Note every line in the entries that contains the string "title", and copy it.

START Given information

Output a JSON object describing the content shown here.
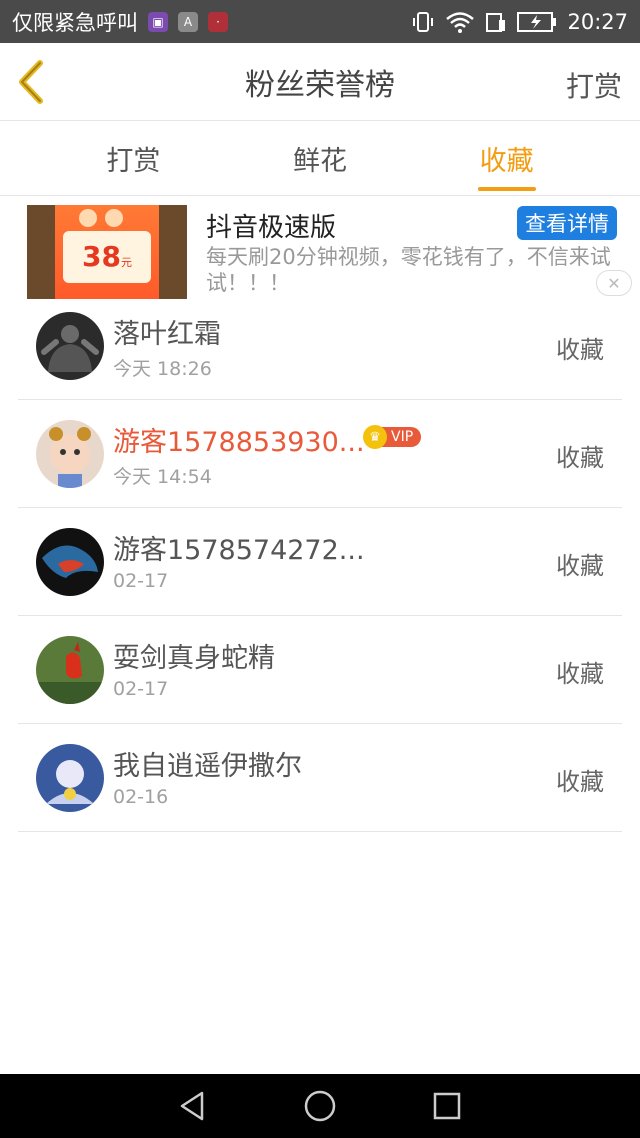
{
  "status_bar": {
    "carrier": "仅限紧急呼叫",
    "time": "20:27",
    "app_icons": [
      "gallery-icon",
      "a-icon",
      "red-app-icon"
    ]
  },
  "header": {
    "title": "粉丝荣誉榜",
    "action": "打赏"
  },
  "tabs": [
    {
      "label": "打赏",
      "active": false
    },
    {
      "label": "鲜花",
      "active": false
    },
    {
      "label": "收藏",
      "active": true
    }
  ],
  "ad": {
    "image_amount": "38",
    "image_unit": "元",
    "title": "抖音极速版",
    "button": "查看详情",
    "description": "每天刷20分钟视频，零花钱有了，不信来试试！！！"
  },
  "list": [
    {
      "name": "落叶红霜",
      "time": "今天 18:26",
      "action": "收藏",
      "vip": false,
      "avatar_color": "#2b2b2b"
    },
    {
      "name": "游客1578853930...",
      "time": "今天 14:54",
      "action": "收藏",
      "vip": true,
      "vip_label": "VIP",
      "avatar_color": "#d9b8a0"
    },
    {
      "name": "游客1578574272...",
      "time": "02-17",
      "action": "收藏",
      "vip": false,
      "avatar_color": "#1a2a3a"
    },
    {
      "name": "耍剑真身蛇精",
      "time": "02-17",
      "action": "收藏",
      "vip": false,
      "avatar_color": "#5a7a3a"
    },
    {
      "name": "我自逍遥伊撒尔",
      "time": "02-16",
      "action": "收藏",
      "vip": false,
      "avatar_color": "#3a5aa0"
    }
  ],
  "colors": {
    "accent": "#f29d12",
    "vip_name": "#e85a3a",
    "ad_button": "#1e7fe0"
  }
}
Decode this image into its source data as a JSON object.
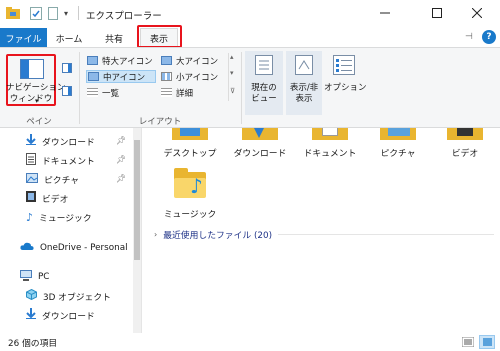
{
  "window": {
    "title": "エクスプローラー",
    "minimize_icon": "minimize-icon",
    "maximize_icon": "maximize-icon",
    "close_icon": "close-icon"
  },
  "ribbon_tabs": {
    "file": "ファイル",
    "home": "ホーム",
    "share": "共有",
    "view": "表示"
  },
  "ribbon": {
    "pane_group": {
      "label": "ペイン",
      "nav_pane_line1": "ナビゲーション",
      "nav_pane_line2": "ウィンドウ"
    },
    "layout_group": {
      "label": "レイアウト",
      "items": [
        "特大アイコン",
        "大アイコン",
        "中アイコン",
        "小アイコン",
        "一覧",
        "詳細"
      ],
      "selected": "中アイコン"
    },
    "current_view": {
      "btn1_line1": "現在の",
      "btn1_line2": "ビュー",
      "btn2_line1": "表示/非",
      "btn2_line2": "表示",
      "options": "オプション"
    }
  },
  "nav": {
    "items": [
      "ダウンロード",
      "ドキュメント",
      "ピクチャ",
      "ビデオ",
      "ミュージック",
      "OneDrive - Personal",
      "PC",
      "3D オブジェクト",
      "ダウンロード"
    ]
  },
  "content": {
    "folders_row1": [
      "デスクトップ",
      "ダウンロード",
      "ドキュメント",
      "ピクチャ",
      "ビデオ"
    ],
    "folders_row2": [
      "ミュージック"
    ],
    "recent_group": "最近使用したファイル (20)"
  },
  "status": {
    "item_count": "26 個の項目"
  },
  "colors": {
    "accent": "#1979ca",
    "highlight": "#e8141d",
    "selected": "#cce4f7",
    "folder": "#e9b530"
  }
}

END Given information

* **Response area**:
    "title": "粉丝荣誉榜",
    "title": "抖音极速版",
    "title": "エクスプローラー",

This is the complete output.